Caroline McCall | EurekAlert!
Further information:
http://www.mit.edu

More articles from Physics and Astronomy:

nachricht Space radiation won't stop NASA's human exploration
18.10.2017 | NASA/Johnson Space Center

nachricht Study shows how water could have flowed on 'cold and icy' ancient Mars
18.10.2017 | Brown University

All articles from Physics and Astronomy >>>

The most recent press releases about innovation >>>

Die letzten 5 Focus-News des innovations-reports im Überblick:

Im Focus: Neutron star merger directly observed for the first time

University of Maryland researchers contribute to historic detection of gravitational waves and light created by event

On August 17, 2017, at 12:41:04 UTC, scientists made the first direct observation of a merger between two neutron stars--the dense, collapsed cores that remain...

Im Focus: Breaking: the first light from two neutron stars merging
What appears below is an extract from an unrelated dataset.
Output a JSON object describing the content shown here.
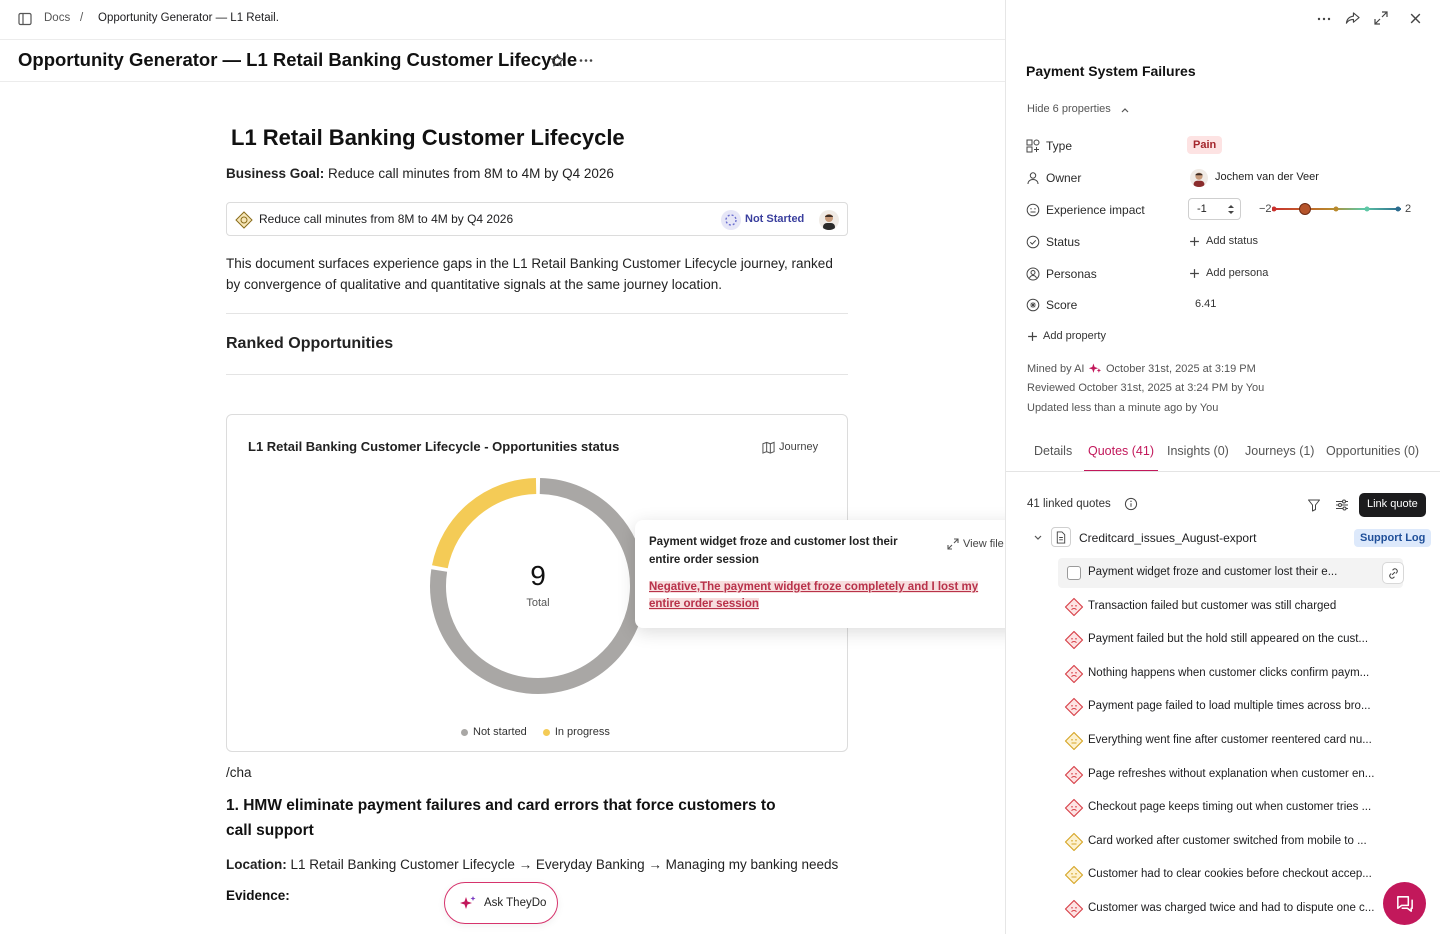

Seven new papers describe the first-ever detection of light from a gravitational wave source. The event, caused by two neutron stars colliding and merging together, was dubbed GW170817 because it sent ripples through space-time that reached Earth on 2017 August 17. Around the world, hundreds of excited astronomers mobilized quickly and were able to observe the event using numerous telescopes, providing a wealth of new data.
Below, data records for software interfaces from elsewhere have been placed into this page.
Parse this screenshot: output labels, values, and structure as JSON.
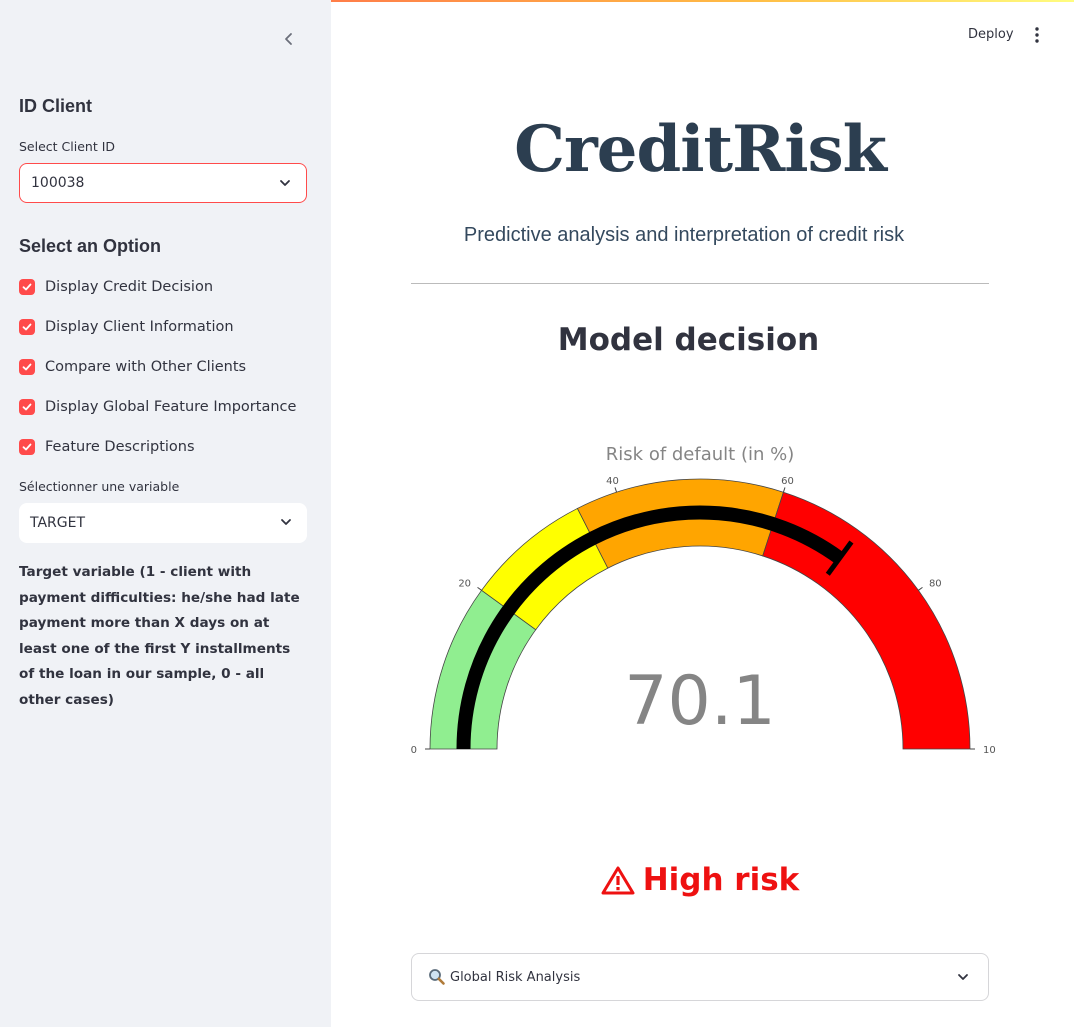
{
  "header": {
    "deploy_label": "Deploy",
    "menu_icon": "kebab-menu-icon"
  },
  "sidebar": {
    "collapse_icon": "chevron-left-icon",
    "id_heading": "ID Client",
    "client_select_label": "Select Client ID",
    "client_select_value": "100038",
    "options_heading": "Select an Option",
    "options": [
      {
        "label": "Display Credit Decision",
        "checked": true
      },
      {
        "label": "Display Client Information",
        "checked": true
      },
      {
        "label": "Compare with Other Clients",
        "checked": true
      },
      {
        "label": "Display Global Feature Importance",
        "checked": true
      },
      {
        "label": "Feature Descriptions",
        "checked": true
      }
    ],
    "variable_select_label": "Sélectionner une variable",
    "variable_select_value": "TARGET",
    "variable_description": "Target variable (1 - client with payment difficulties: he/she had late payment more than X days on at least one of the first Y installments of the loan in our sample, 0 - all other cases)"
  },
  "main": {
    "title": "CreditRisk",
    "subtitle": "Predictive analysis and interpretation of credit risk",
    "section_heading": "Model decision",
    "gauge": {
      "title": "Risk of default (in %)",
      "value": 70.1,
      "value_text": "70.1",
      "min": 0,
      "max": 100,
      "tick_labels": [
        "0",
        "20",
        "40",
        "60",
        "80",
        "10"
      ],
      "bands": [
        {
          "from": 0,
          "to": 20,
          "color": "#90ee90"
        },
        {
          "from": 20,
          "to": 35,
          "color": "#ffff00"
        },
        {
          "from": 35,
          "to": 60,
          "color": "#ffa500"
        },
        {
          "from": 60,
          "to": 100,
          "color": "#ff0000"
        }
      ],
      "bar_color": "#000000"
    },
    "risk_label": "High risk",
    "risk_icon": "warning-icon",
    "risk_color": "#ee1111",
    "expander": {
      "label": "Global Risk Analysis",
      "icon": "magnifier-icon"
    }
  }
}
Previous detections of gravitational waves have all involved the merger of two black holes, a feat that won the 2017 Nobel Prize in Physics earlier this month....

Im Focus: Smart sensors for efficient processes

Material defects in end products can quickly result in failures in many areas of industry, and have a massive impact on the safe use of their products. This is why, in the field of quality assurance, intelligent, nondestructive sensor systems play a key role. They allow testing components and parts in a rapid and cost-efficient manner without destroying the actual product or changing its surface. Experts from the Fraunhofer IZFP in Saarbrücken will be presenting two exhibits at the Blechexpo in Stuttgart from 7–10 November 2017 that allow fast, reliable, and automated characterization of materials and detection of defects (Hall 5, Booth 5306).

When quality testing uses time-consuming destructive test methods, it can result in enormous costs due to damaging or destroying the products. And given that...

Im Focus: Cold molecules on collision course

Using a new cooling technique MPQ scientists succeed at observing collisions in a dense beam of cold and slow dipolar molecules.

How do chemical reactions proceed at extremely low temperatures? The answer requires the investigation of molecular samples that are cold, dense, and slow at...

Im Focus: Shrinking the proton again!

Scientists from the Max Planck Institute of Quantum Optics, using high precision laser spectroscopy of atomic hydrogen, confirm the surprisingly small value of the proton radius determined from muonic hydrogen.

It was one of the breakthroughs of the year 2010: Laser spectroscopy of muonic hydrogen resulted in a value for the proton charge radius that was significantly...

All Focus news of the innovation-report >>>

Anzeige

Anzeige

Event News

ASEAN Member States discuss the future role of renewable energy

17.10.2017 | Event News

World Health Summit 2017: International experts set the course for the future of Global Health

10.10.2017 | Event News

Climate Engineering Conference 2017 Opens in Berlin

10.10.2017 | Event News

 
Latest News

Osaka university researchers make the slipperiest surfaces adhesive

18.10.2017 | Materials Sciences

Space radiation won't stop NASA's human exploration

18.10.2017 | Physics and Astronomy

Los Alamos researchers and supercomputers help interpret the latest LIGO findings

18.10.2017 | Physics and Astronomy

VideoLinks
B2B-VideoLinks
More VideoLinks >>>